Before council leader Teresa O’Neill rose to give her report there was a move to the exit by many in the public gallery, even the policeman watching over procedures upped and went leaving fewer than ten diehards to listen to the Controller plough through her 14 pages of A4. Leaving was a tempting prospect but a sense of duty prevailed. In the event O’Neill took us through recent events with commendable speed.
In response, councillor Margaret O’Neill (Labour) said that the leader’s anti-bridge campaign that resulted in this corner of London being cut off from the North was “a missed opportunity”. Cabinet member for Public Realm Gareth Bacon said that a bridge at Thamesmead would have turned Bexley into a car park and blamed the fact that Greenwich is turned into a car park instead on Ken Livingstone who turned off the Blackwall Tunnel contraflow. For good measure he claimed that Knee Hill which might have taken some of the Thames Bridge traffic was “tricky for two cars to pass”. Having seen two buses pass on it I’m not so sure he is not exaggerating for effect.
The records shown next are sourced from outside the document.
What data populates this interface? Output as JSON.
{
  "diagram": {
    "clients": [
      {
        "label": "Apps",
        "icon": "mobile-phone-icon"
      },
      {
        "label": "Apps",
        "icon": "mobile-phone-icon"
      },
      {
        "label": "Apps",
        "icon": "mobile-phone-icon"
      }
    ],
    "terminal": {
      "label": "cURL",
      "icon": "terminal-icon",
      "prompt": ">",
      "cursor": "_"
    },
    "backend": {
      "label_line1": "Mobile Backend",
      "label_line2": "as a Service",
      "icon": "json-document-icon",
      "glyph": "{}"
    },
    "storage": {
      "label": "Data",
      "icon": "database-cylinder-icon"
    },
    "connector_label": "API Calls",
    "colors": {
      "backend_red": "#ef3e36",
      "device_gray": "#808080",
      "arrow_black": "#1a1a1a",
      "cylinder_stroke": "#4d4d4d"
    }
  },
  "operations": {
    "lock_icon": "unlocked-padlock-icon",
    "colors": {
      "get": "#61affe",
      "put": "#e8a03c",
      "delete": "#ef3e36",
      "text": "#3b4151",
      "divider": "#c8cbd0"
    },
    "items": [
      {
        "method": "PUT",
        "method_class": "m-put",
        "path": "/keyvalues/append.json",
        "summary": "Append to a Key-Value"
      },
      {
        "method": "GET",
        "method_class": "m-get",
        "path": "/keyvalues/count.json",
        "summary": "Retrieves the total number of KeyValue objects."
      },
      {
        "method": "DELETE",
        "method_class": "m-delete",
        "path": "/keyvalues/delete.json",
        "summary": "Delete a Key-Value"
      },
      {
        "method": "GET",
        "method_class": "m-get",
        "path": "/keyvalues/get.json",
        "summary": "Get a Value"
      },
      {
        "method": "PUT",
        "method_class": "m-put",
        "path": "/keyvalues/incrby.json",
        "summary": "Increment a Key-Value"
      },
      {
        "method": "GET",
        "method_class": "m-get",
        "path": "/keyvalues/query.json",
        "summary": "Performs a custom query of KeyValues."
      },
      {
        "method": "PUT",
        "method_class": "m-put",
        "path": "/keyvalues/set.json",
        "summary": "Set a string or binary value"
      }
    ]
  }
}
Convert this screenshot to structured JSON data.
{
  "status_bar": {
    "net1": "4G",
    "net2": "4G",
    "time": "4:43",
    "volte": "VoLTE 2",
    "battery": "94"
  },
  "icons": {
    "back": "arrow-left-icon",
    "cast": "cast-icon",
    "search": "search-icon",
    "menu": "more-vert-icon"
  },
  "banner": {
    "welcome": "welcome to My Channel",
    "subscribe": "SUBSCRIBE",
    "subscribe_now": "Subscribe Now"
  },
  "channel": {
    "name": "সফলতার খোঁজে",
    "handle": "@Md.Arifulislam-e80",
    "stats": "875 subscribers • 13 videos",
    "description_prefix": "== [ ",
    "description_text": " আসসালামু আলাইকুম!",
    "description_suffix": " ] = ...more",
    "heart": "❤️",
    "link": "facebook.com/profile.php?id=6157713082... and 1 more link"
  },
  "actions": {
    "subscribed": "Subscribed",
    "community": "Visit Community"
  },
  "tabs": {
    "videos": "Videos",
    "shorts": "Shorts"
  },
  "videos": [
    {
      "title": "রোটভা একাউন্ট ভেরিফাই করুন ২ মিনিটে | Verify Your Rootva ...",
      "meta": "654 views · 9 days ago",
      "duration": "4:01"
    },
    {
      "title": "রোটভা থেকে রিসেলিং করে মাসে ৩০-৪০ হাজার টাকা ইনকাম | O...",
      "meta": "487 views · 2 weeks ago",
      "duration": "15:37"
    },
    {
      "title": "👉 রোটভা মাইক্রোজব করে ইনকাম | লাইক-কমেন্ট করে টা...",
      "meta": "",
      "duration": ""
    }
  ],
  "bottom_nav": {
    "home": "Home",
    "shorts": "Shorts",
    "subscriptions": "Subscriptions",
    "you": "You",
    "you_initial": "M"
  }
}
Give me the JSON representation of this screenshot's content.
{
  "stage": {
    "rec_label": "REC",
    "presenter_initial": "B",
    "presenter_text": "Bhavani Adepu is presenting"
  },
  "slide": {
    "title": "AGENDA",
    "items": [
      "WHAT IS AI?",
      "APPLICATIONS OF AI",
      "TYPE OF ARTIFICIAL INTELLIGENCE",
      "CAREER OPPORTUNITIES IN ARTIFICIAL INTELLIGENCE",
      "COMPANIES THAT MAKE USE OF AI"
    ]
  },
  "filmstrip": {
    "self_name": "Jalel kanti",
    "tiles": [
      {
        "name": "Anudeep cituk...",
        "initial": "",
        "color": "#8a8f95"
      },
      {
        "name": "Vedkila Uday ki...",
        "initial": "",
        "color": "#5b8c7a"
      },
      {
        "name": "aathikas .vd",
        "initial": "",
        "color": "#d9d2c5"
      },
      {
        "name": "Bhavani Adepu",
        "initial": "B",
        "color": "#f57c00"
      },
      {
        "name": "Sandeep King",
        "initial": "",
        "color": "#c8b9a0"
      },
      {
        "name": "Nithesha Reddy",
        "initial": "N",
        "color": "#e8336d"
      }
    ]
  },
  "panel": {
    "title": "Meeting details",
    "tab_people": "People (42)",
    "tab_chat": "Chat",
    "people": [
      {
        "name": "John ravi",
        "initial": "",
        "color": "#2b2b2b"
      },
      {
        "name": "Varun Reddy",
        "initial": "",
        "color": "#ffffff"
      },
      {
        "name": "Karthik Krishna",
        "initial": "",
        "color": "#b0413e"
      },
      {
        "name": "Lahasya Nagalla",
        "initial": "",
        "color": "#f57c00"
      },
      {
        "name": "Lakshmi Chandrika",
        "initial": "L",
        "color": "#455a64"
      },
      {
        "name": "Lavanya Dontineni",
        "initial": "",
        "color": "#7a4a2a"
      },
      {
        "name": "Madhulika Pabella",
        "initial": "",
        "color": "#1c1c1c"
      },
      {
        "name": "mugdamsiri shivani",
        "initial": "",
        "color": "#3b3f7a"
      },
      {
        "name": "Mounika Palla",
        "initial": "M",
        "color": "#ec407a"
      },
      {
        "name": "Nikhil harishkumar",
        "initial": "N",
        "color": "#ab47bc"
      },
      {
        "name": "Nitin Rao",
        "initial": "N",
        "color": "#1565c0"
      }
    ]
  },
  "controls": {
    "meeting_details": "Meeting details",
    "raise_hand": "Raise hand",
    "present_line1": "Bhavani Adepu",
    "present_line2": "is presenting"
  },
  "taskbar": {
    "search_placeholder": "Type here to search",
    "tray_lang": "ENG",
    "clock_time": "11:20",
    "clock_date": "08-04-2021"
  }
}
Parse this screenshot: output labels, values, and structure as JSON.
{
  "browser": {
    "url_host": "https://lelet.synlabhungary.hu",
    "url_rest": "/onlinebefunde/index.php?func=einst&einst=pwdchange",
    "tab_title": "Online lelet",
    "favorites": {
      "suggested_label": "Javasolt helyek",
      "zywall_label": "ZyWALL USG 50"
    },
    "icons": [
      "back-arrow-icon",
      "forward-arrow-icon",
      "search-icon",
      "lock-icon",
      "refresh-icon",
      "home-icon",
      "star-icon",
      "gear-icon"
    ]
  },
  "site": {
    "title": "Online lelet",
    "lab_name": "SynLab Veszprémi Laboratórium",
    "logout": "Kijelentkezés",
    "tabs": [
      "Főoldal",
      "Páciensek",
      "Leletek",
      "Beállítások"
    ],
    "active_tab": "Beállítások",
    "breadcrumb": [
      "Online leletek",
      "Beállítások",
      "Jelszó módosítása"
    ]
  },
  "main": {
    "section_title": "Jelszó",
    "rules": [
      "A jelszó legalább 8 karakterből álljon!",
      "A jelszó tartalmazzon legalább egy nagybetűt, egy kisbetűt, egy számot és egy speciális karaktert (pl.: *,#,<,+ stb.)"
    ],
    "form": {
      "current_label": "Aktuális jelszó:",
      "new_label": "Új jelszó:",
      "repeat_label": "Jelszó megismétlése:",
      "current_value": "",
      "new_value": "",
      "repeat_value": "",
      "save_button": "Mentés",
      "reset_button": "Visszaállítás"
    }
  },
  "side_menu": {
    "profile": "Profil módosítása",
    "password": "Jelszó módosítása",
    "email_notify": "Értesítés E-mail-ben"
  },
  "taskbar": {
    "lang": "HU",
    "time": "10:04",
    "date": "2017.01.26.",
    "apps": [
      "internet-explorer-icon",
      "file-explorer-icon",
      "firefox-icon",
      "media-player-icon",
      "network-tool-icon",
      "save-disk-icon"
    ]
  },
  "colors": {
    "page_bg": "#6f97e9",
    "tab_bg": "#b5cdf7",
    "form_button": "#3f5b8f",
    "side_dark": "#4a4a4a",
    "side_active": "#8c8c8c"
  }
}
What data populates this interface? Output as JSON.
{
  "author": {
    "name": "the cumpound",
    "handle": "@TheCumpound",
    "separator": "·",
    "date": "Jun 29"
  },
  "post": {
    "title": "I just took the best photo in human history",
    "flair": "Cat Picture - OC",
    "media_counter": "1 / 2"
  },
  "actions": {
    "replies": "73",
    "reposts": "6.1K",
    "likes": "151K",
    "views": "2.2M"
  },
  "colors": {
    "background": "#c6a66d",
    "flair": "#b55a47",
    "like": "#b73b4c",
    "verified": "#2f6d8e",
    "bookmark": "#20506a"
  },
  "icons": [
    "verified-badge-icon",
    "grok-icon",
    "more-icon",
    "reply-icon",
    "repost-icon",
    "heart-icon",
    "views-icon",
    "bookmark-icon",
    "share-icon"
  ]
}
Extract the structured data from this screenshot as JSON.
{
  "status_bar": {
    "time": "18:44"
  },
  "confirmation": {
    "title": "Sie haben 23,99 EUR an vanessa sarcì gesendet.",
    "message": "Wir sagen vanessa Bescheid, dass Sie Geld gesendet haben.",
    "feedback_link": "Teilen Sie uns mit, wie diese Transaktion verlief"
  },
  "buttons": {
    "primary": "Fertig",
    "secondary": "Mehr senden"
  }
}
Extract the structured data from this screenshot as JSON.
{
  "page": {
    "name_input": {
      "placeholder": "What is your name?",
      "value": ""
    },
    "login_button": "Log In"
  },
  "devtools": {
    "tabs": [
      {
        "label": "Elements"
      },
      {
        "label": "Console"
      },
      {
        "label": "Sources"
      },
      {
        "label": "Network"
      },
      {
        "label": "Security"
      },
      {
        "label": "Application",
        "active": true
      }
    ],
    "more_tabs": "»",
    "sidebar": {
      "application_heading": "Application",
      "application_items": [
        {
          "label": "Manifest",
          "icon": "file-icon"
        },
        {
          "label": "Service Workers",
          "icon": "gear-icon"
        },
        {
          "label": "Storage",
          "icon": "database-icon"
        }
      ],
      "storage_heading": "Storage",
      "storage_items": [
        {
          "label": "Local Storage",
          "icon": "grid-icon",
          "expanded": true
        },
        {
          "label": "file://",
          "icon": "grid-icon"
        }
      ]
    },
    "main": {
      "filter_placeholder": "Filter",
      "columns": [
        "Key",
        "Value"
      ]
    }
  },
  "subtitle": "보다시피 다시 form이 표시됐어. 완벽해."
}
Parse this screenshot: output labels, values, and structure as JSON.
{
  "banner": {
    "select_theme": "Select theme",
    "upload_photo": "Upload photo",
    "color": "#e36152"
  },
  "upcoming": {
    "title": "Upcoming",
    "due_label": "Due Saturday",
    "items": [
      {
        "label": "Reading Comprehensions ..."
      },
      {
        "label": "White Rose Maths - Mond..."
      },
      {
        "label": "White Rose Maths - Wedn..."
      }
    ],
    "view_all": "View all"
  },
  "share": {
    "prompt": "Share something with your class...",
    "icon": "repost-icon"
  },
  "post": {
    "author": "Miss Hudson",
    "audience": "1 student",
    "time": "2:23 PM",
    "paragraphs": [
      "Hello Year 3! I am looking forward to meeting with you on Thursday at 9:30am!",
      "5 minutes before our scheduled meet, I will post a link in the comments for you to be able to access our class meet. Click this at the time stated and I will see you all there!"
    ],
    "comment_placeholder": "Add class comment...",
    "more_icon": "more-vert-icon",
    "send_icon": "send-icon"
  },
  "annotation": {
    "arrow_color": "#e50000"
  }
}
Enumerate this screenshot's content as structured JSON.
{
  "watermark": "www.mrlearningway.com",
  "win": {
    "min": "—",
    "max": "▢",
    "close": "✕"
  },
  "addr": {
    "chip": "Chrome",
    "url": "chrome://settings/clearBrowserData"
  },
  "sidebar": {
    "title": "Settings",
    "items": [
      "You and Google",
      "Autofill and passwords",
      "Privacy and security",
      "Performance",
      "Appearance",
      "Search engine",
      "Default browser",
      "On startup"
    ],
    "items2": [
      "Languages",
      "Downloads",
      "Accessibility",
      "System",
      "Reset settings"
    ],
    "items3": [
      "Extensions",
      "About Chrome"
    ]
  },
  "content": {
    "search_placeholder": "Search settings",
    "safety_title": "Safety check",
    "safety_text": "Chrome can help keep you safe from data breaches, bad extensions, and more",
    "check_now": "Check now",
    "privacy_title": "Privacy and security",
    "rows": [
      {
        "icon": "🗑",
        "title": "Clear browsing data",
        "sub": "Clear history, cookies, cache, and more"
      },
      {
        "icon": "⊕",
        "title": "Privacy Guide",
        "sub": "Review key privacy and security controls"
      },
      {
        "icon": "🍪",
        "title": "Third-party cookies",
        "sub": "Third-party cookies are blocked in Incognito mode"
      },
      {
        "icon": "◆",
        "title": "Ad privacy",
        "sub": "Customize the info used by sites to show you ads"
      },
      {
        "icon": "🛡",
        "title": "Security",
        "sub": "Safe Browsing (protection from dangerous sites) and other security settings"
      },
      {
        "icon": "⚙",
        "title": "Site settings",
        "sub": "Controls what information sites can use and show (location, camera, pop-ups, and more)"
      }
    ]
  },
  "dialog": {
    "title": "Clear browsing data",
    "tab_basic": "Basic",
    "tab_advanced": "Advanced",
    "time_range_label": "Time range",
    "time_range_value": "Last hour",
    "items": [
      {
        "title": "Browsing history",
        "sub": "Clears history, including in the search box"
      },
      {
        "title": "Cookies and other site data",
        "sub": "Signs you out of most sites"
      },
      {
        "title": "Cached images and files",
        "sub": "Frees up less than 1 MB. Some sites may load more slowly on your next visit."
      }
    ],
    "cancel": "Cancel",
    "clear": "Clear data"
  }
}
In a reference to the proposal to toll the Blackwall Tunnel Gareth Bacon said it wouldn’t be possible to toll only a new tunnel at Silvertown as traffic would then continue to use the old one. Obviously Bacon and Co. have never heard of the M6 Toll which operates alongside the free alternative. Councillor Stefano Borella said the proposed Thames ferry was a medieval solution (where have I heard that before?) and rightly said that river crossing tolls are a South London Jobs Tax.
Councillor Chris Ball was concerned that Royal British Legion poppy sales had been curtailed by licensing conditions, Teresa O’Neill knew nothing of that, and councillor Don Massey asked for Bexley’s Olympic volunteers to be given some recognition. This was said to be in hand.
Councillor Borella, as I said earlier, was in very good form and managed to get in a dig about the Conservatives’ addiction to Freemasonry. He said there were ten masons in the Tory ranks and none mentioned in the Register of Members’ Interests and few Tories have not removed their home addresses from the register. Leader Teresa O’Neill feigned ignorance of the omissions saying “I don’t look at them and I trust all our members”.
(Stefano, if you think a fair old number of Bexley’s Tories are cheats, liars and crooks why don’t you come right out with it and say so? To say their behaviour is “simply astounding” as you did doesn’t quite cut it.)
Councillor Munir Malik had been uncharacteristically quiet but my notes say that he referred to the care services contractor MCCH as “despicable”. Being so late in making this report I confess I don't actually remember him saying it but I suspect he would agree with the sentiment anyway. Munir was out of character again when he praised cabinet member Gareth Bacon for solving the County Gate fiasco although no one could doubt his real motive was to criticise the despicable councillor Peter Craske who had so publicly fallen out with Greenwich council and wrecked his chances of reaching an agreement with them.
The following items on the Agenda were mainly reports from the various sub-committee chairmen which, if you have attended those meetings, present nothing new so at 21:40 I decided to bid farewell to the council chamber. Outside four policemen were still on guard paid for by the tax payer while thieves and muggers were free to run amok elsewhere in the borough. When the same thing was in evidence at the last Cabinet Meeting, the Bexley Council Monitoring Group’s Mick Barnbrook asked the police (under FOI) who requested the protection, who authorised it and how much it cost.
The reply from the newly appointed Superintendent Peter Ayling said no one asked for the police to be in attendance but Chief Superintendent Victor Olisa had suggested they should drop by when they could. “The police officers were there on their ward providing their normal policing duties” and “The officers did not provide any special service for Bexley Council”.
The policemen stationed outside the Civic Centre on 17th October 2011 were there for the duration, several attendees including myself engaged them in friendly banter about it. I saw three when I went into the chamber, I saw one inside the building at the half way stage and all three were outside when I left at 20:10. The police were clearly not on “normal policing duties”.
That’s all we need isn’t it? Another Bexley policeman prepared to lie in order to protect Bexley council.